(GIVEN RECORDS begins)
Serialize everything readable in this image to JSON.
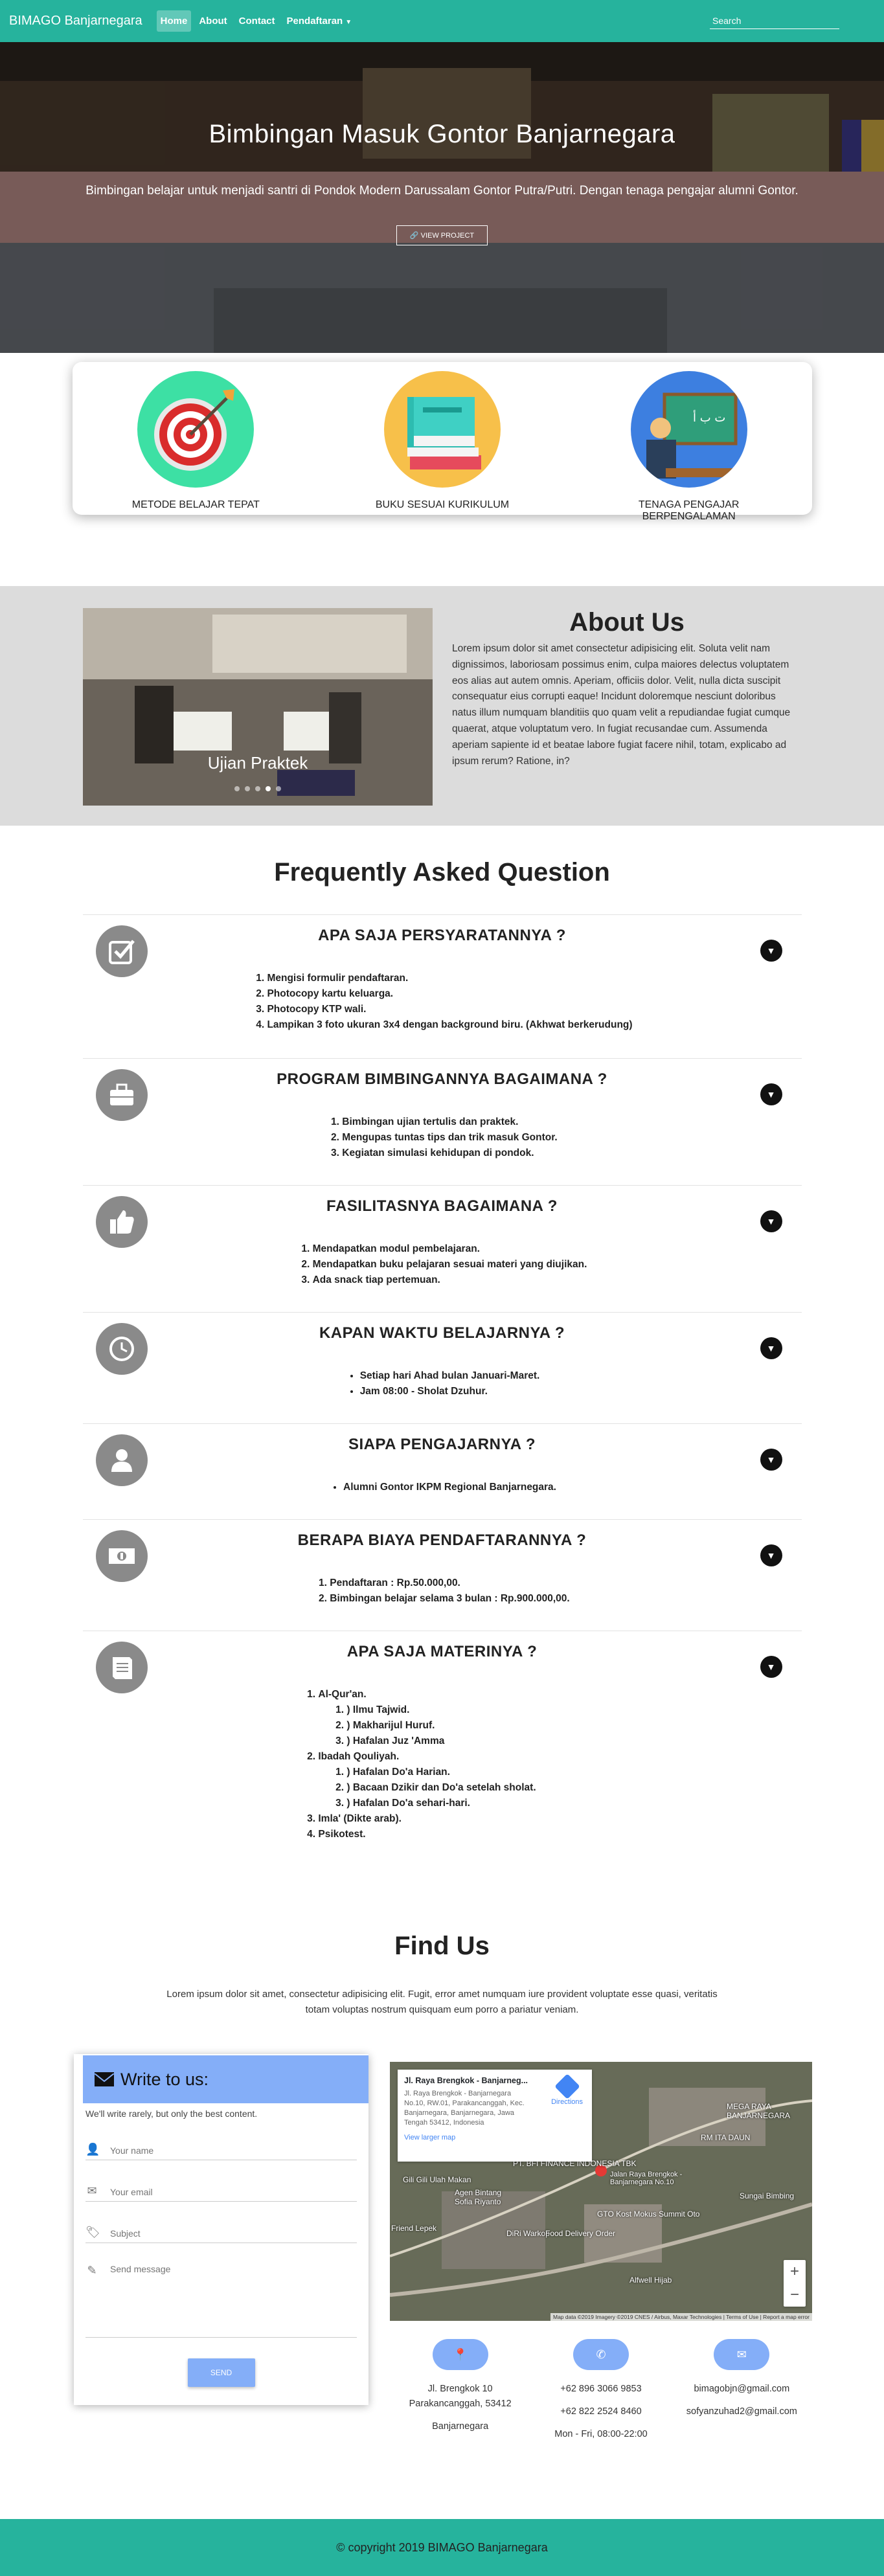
{
  "nav": {
    "brand": "BIMAGO Banjarnegara",
    "items": [
      "Home",
      "About",
      "Contact",
      "Pendaftaran"
    ],
    "search_placeholder": "Search"
  },
  "hero": {
    "title": "Bimbingan Masuk Gontor Banjarnegara",
    "subtitle": "Bimbingan belajar untuk menjadi santri di Pondok Modern Darussalam Gontor Putra/Putri. Dengan tenaga pengajar alumni Gontor.",
    "button": "VIEW PROJECT"
  },
  "features": [
    {
      "label": "METODE BELAJAR TEPAT",
      "icon": "target-icon",
      "color": "#3de0a4"
    },
    {
      "label": "BUKU SESUAI KURIKULUM",
      "icon": "books-icon",
      "color": "#f7c04a"
    },
    {
      "label": "TENAGA PENGAJAR BERPENGALAMAN",
      "icon": "teacher-icon",
      "color": "#3d7fe0"
    }
  ],
  "about": {
    "title": "About Us",
    "body": "Lorem ipsum dolor sit amet consectetur adipisicing elit. Soluta velit nam dignissimos, laboriosam possimus enim, culpa maiores delectus voluptatem eos alias aut autem omnis. Aperiam, officiis dolor. Velit, nulla dicta suscipit consequatur eius corrupti eaque! Incidunt doloremque nesciunt doloribus natus illum numquam blanditiis quo quam velit a repudiandae fugiat cumque quaerat, atque voluptatum vero. In fugiat recusandae cum. Assumenda aperiam sapiente id et beatae labore fugiat facere nihil, totam, explicabo ad ipsum rerum? Ratione, in?",
    "carousel_caption": "Ujian Praktek",
    "carousel_slides": 5,
    "carousel_active": 4
  },
  "faq": {
    "title": "Frequently Asked Question",
    "items": [
      {
        "q": "APA SAJA PERSYARATANNYA ?",
        "icon": "checkbox-icon",
        "list": "ol",
        "a": [
          "Mengisi formulir pendaftaran.",
          "Photocopy kartu keluarga.",
          "Photocopy KTP wali.",
          "Lampikan 3 foto ukuran 3x4 dengan background biru. (Akhwat berkerudung)"
        ]
      },
      {
        "q": "PROGRAM BIMBINGANNYA BAGAIMANA ?",
        "icon": "briefcase-icon",
        "list": "ol",
        "a": [
          "Bimbingan ujian tertulis dan praktek.",
          "Mengupas tuntas tips dan trik masuk Gontor.",
          "Kegiatan simulasi kehidupan di pondok."
        ]
      },
      {
        "q": "FASILITASNYA BAGAIMANA ?",
        "icon": "thumbs-up-icon",
        "list": "ol",
        "a": [
          "Mendapatkan modul pembelajaran.",
          "Mendapatkan buku pelajaran sesuai materi yang diujikan.",
          "Ada snack tiap pertemuan."
        ]
      },
      {
        "q": "KAPAN WAKTU BELAJARNYA ?",
        "icon": "clock-icon",
        "list": "ul",
        "a": [
          "Setiap hari Ahad bulan Januari-Maret.",
          "Jam 08:00 - Sholat Dzuhur."
        ]
      },
      {
        "q": "SIAPA PENGAJARNYA ?",
        "icon": "user-icon",
        "list": "ul",
        "a": [
          "Alumni Gontor IKPM Regional Banjarnegara."
        ]
      },
      {
        "q": "BERAPA BIAYA PENDAFTARANNYA ?",
        "icon": "money-icon",
        "list": "ol",
        "a": [
          "Pendaftaran : Rp.50.000,00.",
          "Bimbingan belajar selama 3 bulan : Rp.900.000,00."
        ]
      },
      {
        "q": "APA SAJA MATERINYA ?",
        "icon": "book-icon",
        "list": "nested",
        "a": [
          {
            "text": "Al-Qur'an.",
            "sub": [
              ") Ilmu Tajwid.",
              ") Makharijul Huruf.",
              ") Hafalan Juz 'Amma"
            ]
          },
          {
            "text": "Ibadah Qouliyah.",
            "sub": [
              ") Hafalan Do'a Harian.",
              ") Bacaan Dzikir dan Do'a setelah sholat.",
              ") Hafalan Do'a sehari-hari."
            ]
          },
          {
            "text": "Imla' (Dikte arab).",
            "sub": []
          },
          {
            "text": "Psikotest.",
            "sub": []
          }
        ]
      }
    ]
  },
  "findus": {
    "title": "Find Us",
    "desc": "Lorem ipsum dolor sit amet, consectetur adipisicing elit. Fugit, error amet numquam iure provident voluptate esse quasi, veritatis totam voluptas nostrum quisquam eum porro a pariatur veniam.",
    "form": {
      "header": "Write to us:",
      "note": "We'll write rarely, but only the best content.",
      "name_placeholder": "Your name",
      "email_placeholder": "Your email",
      "subject_placeholder": "Subject",
      "message_placeholder": "Send message",
      "send": "SEND"
    },
    "map": {
      "card_title": "Jl. Raya Brengkok - Banjarneg...",
      "card_addr": "Jl. Raya Brengkok - Banjarnegara No.10, RW.01, Parakancanggah, Kec. Banjarnegara, Banjarnegara, Jawa Tengah 53412, Indonesia",
      "directions": "Directions",
      "larger": "View larger map",
      "attribution": "Map data ©2019 Imagery ©2019 CNES / Airbus, Maxar Technologies  |  Terms of Use  |  Report a map error",
      "labels": [
        "MEGA RAYA BANJARNEGARA",
        "RM ITA DAUN",
        "PT. BFI FINANCE INDONESIA TBK",
        "Jalan Raya Brengkok - Banjarnegara No.10",
        "Gili Gili Ulah Makan",
        "Agen Bintang Sofia Riyanto",
        "DiRi Warkop",
        "Friend Lepek",
        "Food Delivery Order",
        "GTO Kost Mokus Summit Oto",
        "Sungai Bimbing",
        "Alfwell Hijab"
      ]
    },
    "info": {
      "address": [
        "Jl. Brengkok 10",
        "Parakancanggah, 53412",
        "Banjarnegara"
      ],
      "phones": [
        "+62 896 3066 9853",
        "+62 822 2524 8460",
        "Mon - Fri, 08:00-22:00"
      ],
      "emails": [
        "bimagobjn@gmail.com",
        "sofyanzuhad2@gmail.com"
      ]
    }
  },
  "footer": {
    "text": "© copyright 2019 BIMAGO Banjarnegara"
  },
  "colors": {
    "primary": "#26b39d",
    "accent": "#84aef8"
  }
}
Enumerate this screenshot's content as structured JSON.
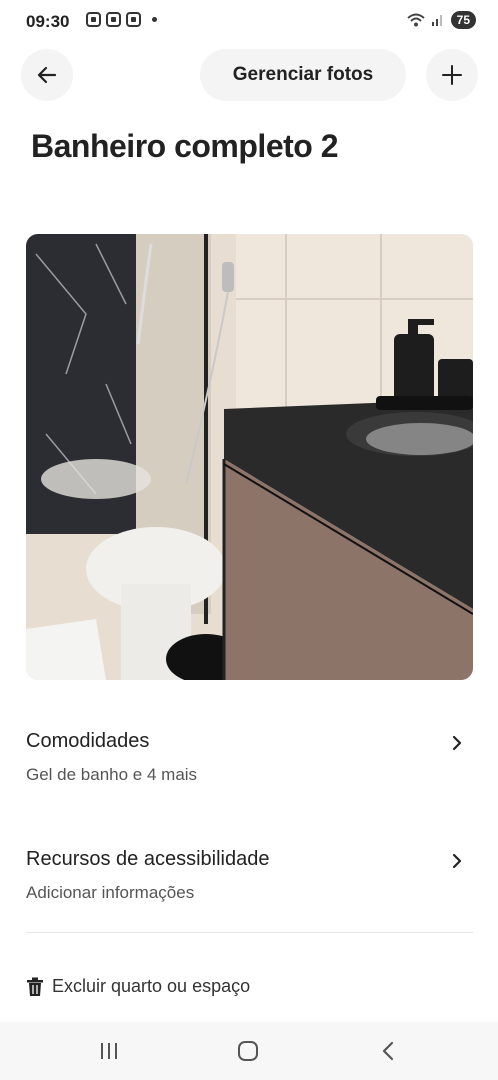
{
  "status_bar": {
    "time": "09:30",
    "battery": "75"
  },
  "top_bar": {
    "manage_photos_label": "Gerenciar fotos"
  },
  "page": {
    "title": "Banheiro completo 2"
  },
  "sections": [
    {
      "title": "Comodidades",
      "subtitle": "Gel de banho e 4 mais"
    },
    {
      "title": "Recursos de acessibilidade",
      "subtitle": "Adicionar informações"
    }
  ],
  "delete_label": "Excluir quarto ou espaço",
  "icons": {
    "back": "arrow-left-icon",
    "add": "plus-icon",
    "chevron": "chevron-right-icon",
    "trash": "trash-icon"
  }
}
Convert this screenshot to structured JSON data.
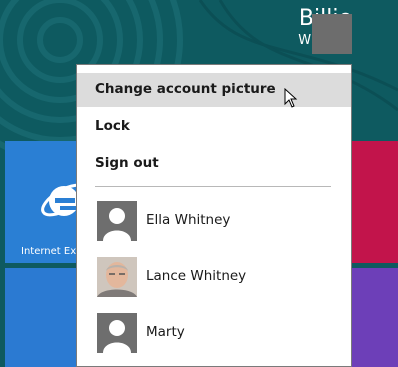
{
  "header": {
    "first_name": "Billie",
    "last_name": "Whitney",
    "avatar_icon": "user-silhouette-icon"
  },
  "start_tiles": {
    "internet_explorer_label": "Internet Ex"
  },
  "menu": {
    "items": [
      {
        "label": "Change account picture",
        "highlighted": true
      },
      {
        "label": "Lock"
      },
      {
        "label": "Sign out"
      }
    ],
    "users": [
      {
        "name": "Ella Whitney",
        "avatar": "user-silhouette-icon"
      },
      {
        "name": "Lance Whitney",
        "avatar": "user-photo"
      },
      {
        "name": "Marty",
        "avatar": "user-silhouette-icon"
      }
    ]
  },
  "colors": {
    "start_background": "#0e5a60",
    "menu_highlight": "#dcdcdc",
    "tile_blue": "#2a7fd4",
    "tile_red": "#c2144b",
    "tile_purple": "#6d3fb8"
  }
}
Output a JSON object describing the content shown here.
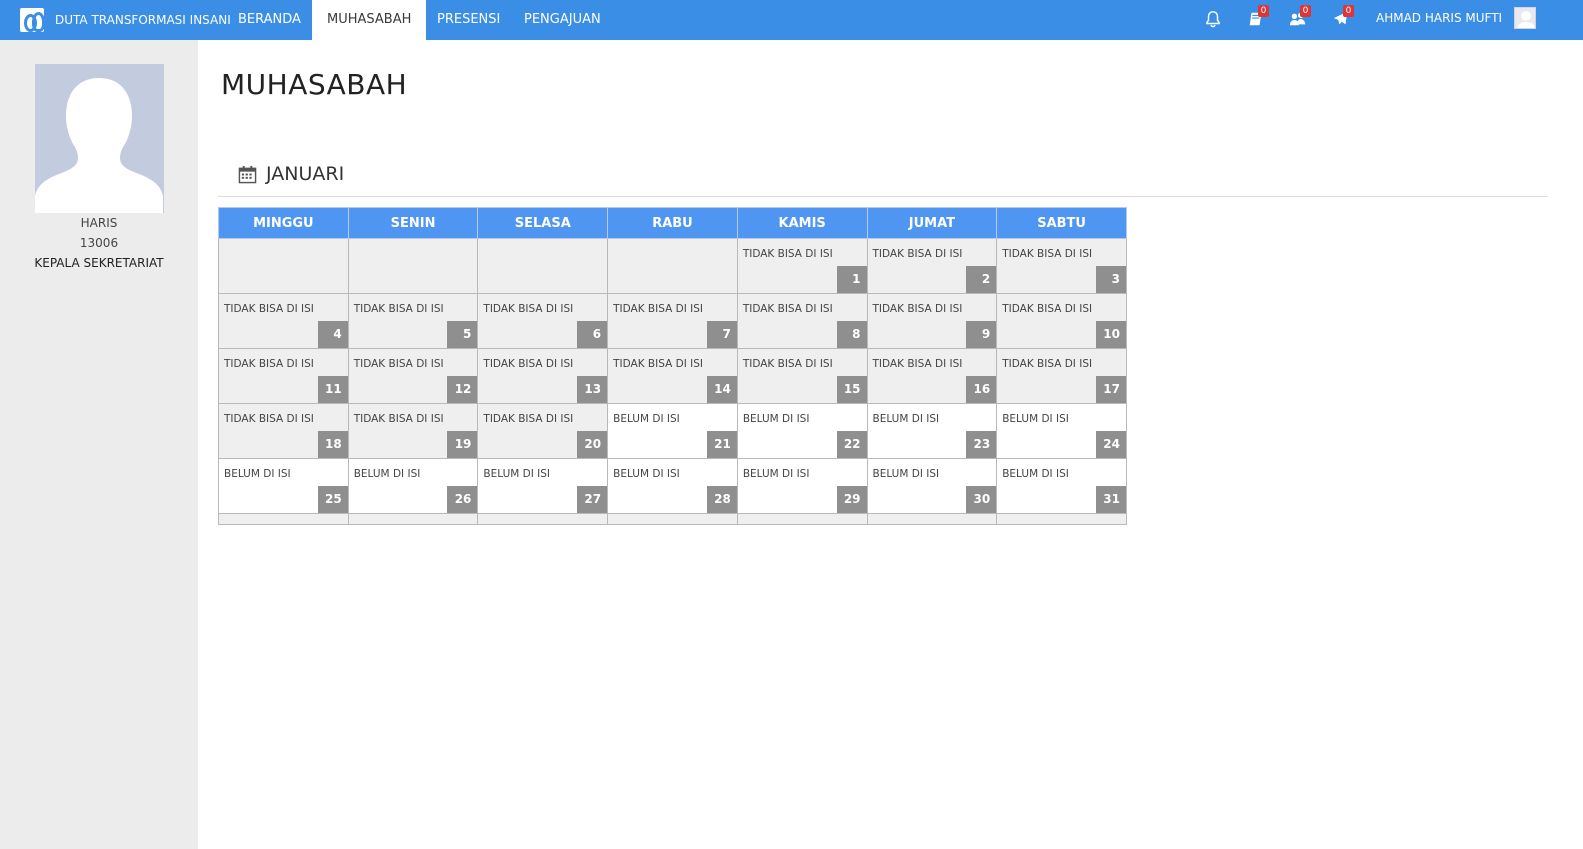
{
  "navbar": {
    "brand": "DUTA TRANSFORMASI INSANI",
    "tabs": [
      {
        "label": "BERANDA"
      },
      {
        "label": "MUHASABAH"
      },
      {
        "label": "PRESENSI"
      },
      {
        "label": "PENGAJUAN"
      }
    ],
    "active_tab": "MUHASABAH",
    "icons": [
      {
        "name": "bell-icon"
      },
      {
        "name": "book-icon",
        "badge": "0"
      },
      {
        "name": "users-icon",
        "badge": "0"
      },
      {
        "name": "plane-icon",
        "badge": "0"
      }
    ],
    "user_name": "AHMAD HARIS MUFTI"
  },
  "sidebar": {
    "name": "HARIS",
    "id": "13006",
    "position": "KEPALA SEKRETARIAT"
  },
  "page": {
    "title": "MUHASABAH",
    "month": "JANUARI"
  },
  "calendar": {
    "headers": [
      "MINGGU",
      "SENIN",
      "SELASA",
      "RABU",
      "KAMIS",
      "JUMAT",
      "SABTU"
    ],
    "weeks": [
      [
        {
          "day": "",
          "status": ""
        },
        {
          "day": "",
          "status": ""
        },
        {
          "day": "",
          "status": ""
        },
        {
          "day": "",
          "status": ""
        },
        {
          "day": "1",
          "status": "TIDAK BISA DI ISI"
        },
        {
          "day": "2",
          "status": "TIDAK BISA DI ISI"
        },
        {
          "day": "3",
          "status": "TIDAK BISA DI ISI"
        }
      ],
      [
        {
          "day": "4",
          "status": "TIDAK BISA DI ISI"
        },
        {
          "day": "5",
          "status": "TIDAK BISA DI ISI"
        },
        {
          "day": "6",
          "status": "TIDAK BISA DI ISI"
        },
        {
          "day": "7",
          "status": "TIDAK BISA DI ISI"
        },
        {
          "day": "8",
          "status": "TIDAK BISA DI ISI"
        },
        {
          "day": "9",
          "status": "TIDAK BISA DI ISI"
        },
        {
          "day": "10",
          "status": "TIDAK BISA DI ISI"
        }
      ],
      [
        {
          "day": "11",
          "status": "TIDAK BISA DI ISI"
        },
        {
          "day": "12",
          "status": "TIDAK BISA DI ISI"
        },
        {
          "day": "13",
          "status": "TIDAK BISA DI ISI"
        },
        {
          "day": "14",
          "status": "TIDAK BISA DI ISI"
        },
        {
          "day": "15",
          "status": "TIDAK BISA DI ISI"
        },
        {
          "day": "16",
          "status": "TIDAK BISA DI ISI"
        },
        {
          "day": "17",
          "status": "TIDAK BISA DI ISI"
        }
      ],
      [
        {
          "day": "18",
          "status": "TIDAK BISA DI ISI"
        },
        {
          "day": "19",
          "status": "TIDAK BISA DI ISI"
        },
        {
          "day": "20",
          "status": "TIDAK BISA DI ISI"
        },
        {
          "day": "21",
          "status": "BELUM DI ISI"
        },
        {
          "day": "22",
          "status": "BELUM DI ISI"
        },
        {
          "day": "23",
          "status": "BELUM DI ISI"
        },
        {
          "day": "24",
          "status": "BELUM DI ISI"
        }
      ],
      [
        {
          "day": "25",
          "status": "BELUM DI ISI"
        },
        {
          "day": "26",
          "status": "BELUM DI ISI"
        },
        {
          "day": "27",
          "status": "BELUM DI ISI"
        },
        {
          "day": "28",
          "status": "BELUM DI ISI"
        },
        {
          "day": "29",
          "status": "BELUM DI ISI"
        },
        {
          "day": "30",
          "status": "BELUM DI ISI"
        },
        {
          "day": "31",
          "status": "BELUM DI ISI"
        }
      ]
    ]
  },
  "colors": {
    "navbar": "#3a8ee6",
    "calendar_header": "#4f95f2",
    "badge": "#e03535",
    "day_box": "#8f8f8f",
    "disabled_cell": "#efefef",
    "open_cell": "#ffffff",
    "sidebar": "#ececec"
  }
}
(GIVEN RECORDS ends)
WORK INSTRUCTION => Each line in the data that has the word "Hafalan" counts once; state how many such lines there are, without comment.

RESPONSE TO THIS EXERCISE => 3